Human Rights and Peace: Laws, Institutions and Movements explores the shifts in the way peace has been envisaged in the rhetoric and practice of human rights. Peace has come to be seen as a continuing process of the pursuit of liberation, a progressive dismantling of relationships, of exploitation based on gender, caste, class, race, ethnicity and nationality, and a countervailing force to the coercive practices of the state. Woven around the themes of ideas, laws and institutions, and movements, the articles in this volume show how peace has become an over-arching framework in the domain of human rights. The book traces how the idea of peace has transformed from a passive condition of 'sepulchral silence' associated with 'guided' peace, into a praxis led by and producing radical politics of liberatory change. The volume examines: " The distinct claims that peace makes to durable rights which are not subject to arbitrary withdrawals or selective investment by the state; " The articulations of right to peace in the largely unexplored processes of 'conflict resolution' in South Asia; and " The role of human rights movement and institutions in situations of prolonged absence of peace, sustained repression by the state, and unprecedented growth in non-state violence of all kinds.

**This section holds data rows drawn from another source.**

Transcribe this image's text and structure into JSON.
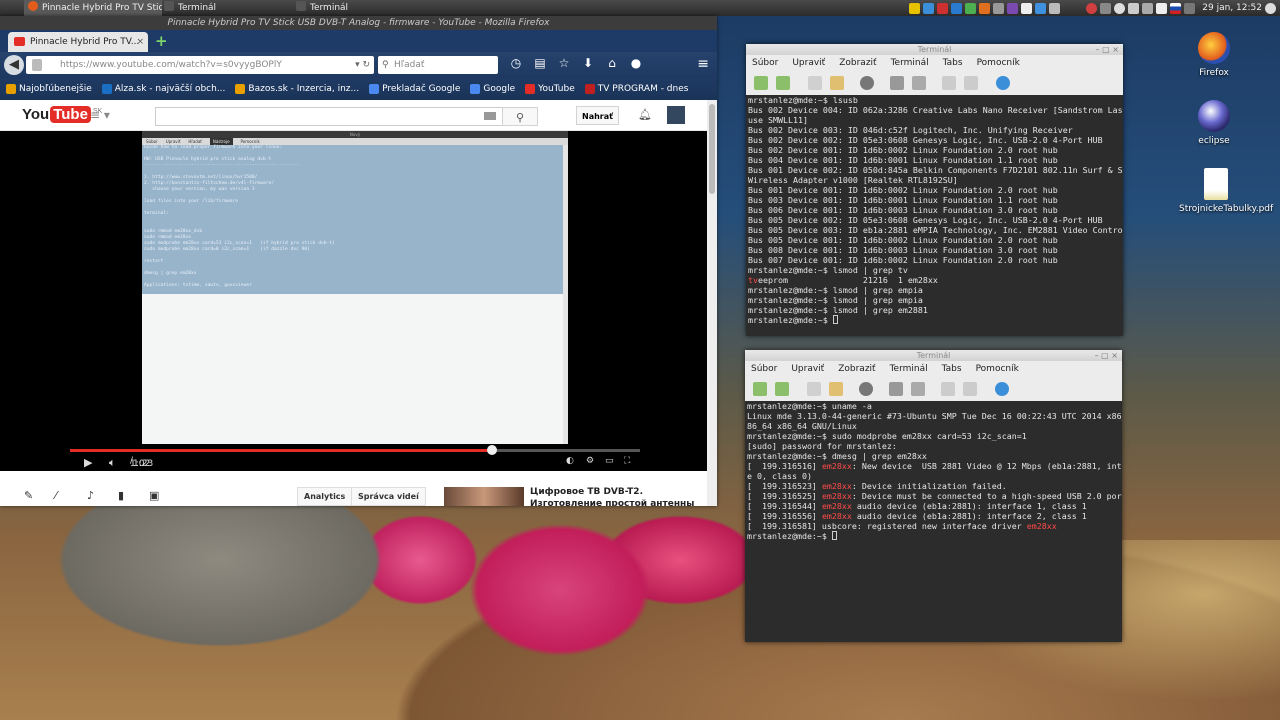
{
  "taskbar": {
    "tasks": [
      {
        "label": "Pinnacle Hybrid Pro TV Stic...",
        "active": true
      },
      {
        "label": "Terminál",
        "active": false
      },
      {
        "label": "Terminál",
        "active": false
      }
    ],
    "clock": "29 jan, 12:52"
  },
  "desktop": {
    "icons": [
      {
        "label": "Firefox"
      },
      {
        "label": "eclipse"
      },
      {
        "label": "StrojnickeTabulky.pdf"
      }
    ]
  },
  "firefox": {
    "window_title": "Pinnacle Hybrid Pro TV Stick USB DVB-T Analog - firmware - YouTube - Mozilla Firefox",
    "tab_label": "Pinnacle Hybrid Pro TV...",
    "url": "https://www.youtube.com/watch?v=s0vyygBOPlY",
    "search_placeholder": "Hľadať",
    "bookmarks": [
      {
        "label": "Najobľúbenejšie",
        "color": "#e8a000"
      },
      {
        "label": "Alza.sk - najväčší obch...",
        "color": "#1a6fc4"
      },
      {
        "label": "Bazos.sk - Inzercia, inz...",
        "color": "#e8a000"
      },
      {
        "label": "Prekladač Google",
        "color": "#4a8af0"
      },
      {
        "label": "Google",
        "color": "#4a8af0"
      },
      {
        "label": "YouTube",
        "color": "#e52d27"
      },
      {
        "label": "TV PROGRAM - dnes",
        "color": "#c02020"
      }
    ]
  },
  "youtube": {
    "logo_you": "You",
    "logo_tube": "Tube",
    "logo_country": "SK",
    "upload_label": "Nahrať",
    "video": {
      "inner_title": "Nový",
      "inner_menu": [
        "Súbor",
        "Upraviť",
        "Hľadať",
        "Nástroje",
        "Pomocník"
      ],
      "lines": [
        "Guide how to load proper firmware into your linux:",
        "",
        "HW: USB Pinnacle hybrid pro stick analog dvb-t",
        "--------------------------------------------------------",
        "",
        "1. http://www.stevoxtm.net/linux/hvr1500/",
        "2. http://konstantin-filtschew.de/v4l-firmware/",
        "   choose your version, my was version 3",
        "",
        "load files into your /lib/firmware",
        "",
        "terminal:",
        "",
        "",
        "sudo rmmod em28xx_dvb",
        "sudo rmmod em28xx",
        "sudo modprobe em28xx card=53 i2c_scan=1   (if hybrid pro stick dvb-t)",
        "sudo modprobe em28xx card=0 i2c_scan=1    (if dazzle dvc 90)",
        "",
        "restart",
        "",
        "dmesg | grep em28xx",
        "",
        "Applications: tvtime, xawtv, guvcviewer"
      ],
      "time_current": "1:02",
      "time_total": "1:23",
      "progress": 0.74
    },
    "below_buttons": {
      "analytics": "Analytics",
      "manage": "Správca videí"
    },
    "recommended_title": "Цифровое ТВ DVB-T2. Изготовление простой антенны"
  },
  "terminal1": {
    "title": "Terminál",
    "menu": [
      "Súbor",
      "Upraviť",
      "Zobraziť",
      "Terminál",
      "Tabs",
      "Pomocník"
    ],
    "lines": [
      "mrstanlez@mde:~$ lsusb",
      "Bus 002 Device 004: ID 062a:3286 Creative Labs Nano Receiver [Sandstrom Laser Mo",
      "use SMWLL11]",
      "Bus 002 Device 003: ID 046d:c52f Logitech, Inc. Unifying Receiver",
      "Bus 002 Device 002: ID 05e3:0608 Genesys Logic, Inc. USB-2.0 4-Port HUB",
      "Bus 002 Device 001: ID 1d6b:0002 Linux Foundation 2.0 root hub",
      "Bus 004 Device 001: ID 1d6b:0001 Linux Foundation 1.1 root hub",
      "Bus 001 Device 002: ID 050d:845a Belkin Components F7D2101 802.11n Surf & Share",
      "Wireless Adapter v1000 [Realtek RTL8192SU]",
      "Bus 001 Device 001: ID 1d6b:0002 Linux Foundation 2.0 root hub",
      "Bus 003 Device 001: ID 1d6b:0001 Linux Foundation 1.1 root hub",
      "Bus 006 Device 001: ID 1d6b:0003 Linux Foundation 3.0 root hub",
      "Bus 005 Device 002: ID 05e3:0608 Genesys Logic, Inc. USB-2.0 4-Port HUB",
      "Bus 005 Device 003: ID eb1a:2881 eMPIA Technology, Inc. EM2881 Video Controller",
      "Bus 005 Device 001: ID 1d6b:0002 Linux Foundation 2.0 root hub",
      "Bus 008 Device 001: ID 1d6b:0003 Linux Foundation 3.0 root hub",
      "Bus 007 Device 001: ID 1d6b:0002 Linux Foundation 2.0 root hub",
      "mrstanlez@mde:~$ lsmod | grep tv",
      "tveeprom               21216  1 em28xx",
      "mrstanlez@mde:~$ lsmod | grep empia",
      "mrstanlez@mde:~$ lsmod | grep empia",
      "mrstanlez@mde:~$ lsmod | grep em2881",
      "mrstanlez@mde:~$ "
    ]
  },
  "terminal2": {
    "title": "Terminál",
    "menu": [
      "Súbor",
      "Upraviť",
      "Zobraziť",
      "Terminál",
      "Tabs",
      "Pomocník"
    ],
    "lines": [
      "mrstanlez@mde:~$ uname -a",
      "Linux mde 3.13.0-44-generic #73-Ubuntu SMP Tue Dec 16 00:22:43 UTC 2014 x86_64 x",
      "86_64 x86_64 GNU/Linux",
      "mrstanlez@mde:~$ sudo modprobe em28xx card=53 i2c_scan=1",
      "[sudo] password for mrstanlez:",
      "mrstanlez@mde:~$ dmesg | grep em28xx",
      "[  199.316516] em28xx: New device  USB 2881 Video @ 12 Mbps (eb1a:2881, interfac",
      "e 0, class 0)",
      "[  199.316523] em28xx: Device initialization failed.",
      "[  199.316525] em28xx: Device must be connected to a high-speed USB 2.0 port.",
      "[  199.316544] em28xx audio device (eb1a:2881): interface 1, class 1",
      "[  199.316556] em28xx audio device (eb1a:2881): interface 2, class 1",
      "[  199.316581] usbcore: registered new interface driver em28xx",
      "mrstanlez@mde:~$ "
    ]
  }
}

In Life, in Deatha
In Life, in Deatha
My purpose here is to present a few hypotheses on one of the great questions of our time, the arrangement of power and rights in life and in death. I shall argue that the interface of human rights and human-itarianism presents a strategic game between life and death, between power and rights. Further, what is at stake is not a choice between human rights and humanitarianism or an option of combining these two, but nothing less than a battle around how we shall look at life and death, by which I mean power over life and power over death, the right of life and right of death. This lies at the heart of most conflicts around us today.